BEGIN DATA RECORDS

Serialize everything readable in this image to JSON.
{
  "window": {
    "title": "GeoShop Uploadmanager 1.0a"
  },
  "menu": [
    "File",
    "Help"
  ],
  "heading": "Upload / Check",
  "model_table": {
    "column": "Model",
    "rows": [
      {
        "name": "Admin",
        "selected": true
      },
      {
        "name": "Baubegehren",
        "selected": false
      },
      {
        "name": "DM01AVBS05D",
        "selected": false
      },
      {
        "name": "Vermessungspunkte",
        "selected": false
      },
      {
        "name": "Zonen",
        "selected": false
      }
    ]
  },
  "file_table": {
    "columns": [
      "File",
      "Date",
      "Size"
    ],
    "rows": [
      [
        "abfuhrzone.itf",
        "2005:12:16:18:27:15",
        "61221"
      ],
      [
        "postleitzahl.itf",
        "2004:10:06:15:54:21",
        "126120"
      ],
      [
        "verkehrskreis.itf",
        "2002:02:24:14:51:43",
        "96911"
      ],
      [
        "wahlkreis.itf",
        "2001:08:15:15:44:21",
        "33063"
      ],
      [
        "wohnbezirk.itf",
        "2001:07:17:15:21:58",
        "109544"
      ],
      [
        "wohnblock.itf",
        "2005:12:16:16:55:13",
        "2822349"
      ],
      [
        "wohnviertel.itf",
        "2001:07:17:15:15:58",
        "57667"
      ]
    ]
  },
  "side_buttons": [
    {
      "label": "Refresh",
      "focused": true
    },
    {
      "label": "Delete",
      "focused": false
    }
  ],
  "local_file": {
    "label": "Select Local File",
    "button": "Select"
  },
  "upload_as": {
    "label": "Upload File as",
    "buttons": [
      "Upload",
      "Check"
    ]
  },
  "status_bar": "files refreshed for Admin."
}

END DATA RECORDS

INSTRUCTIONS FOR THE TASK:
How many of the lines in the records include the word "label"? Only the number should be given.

THE ANSWER:
4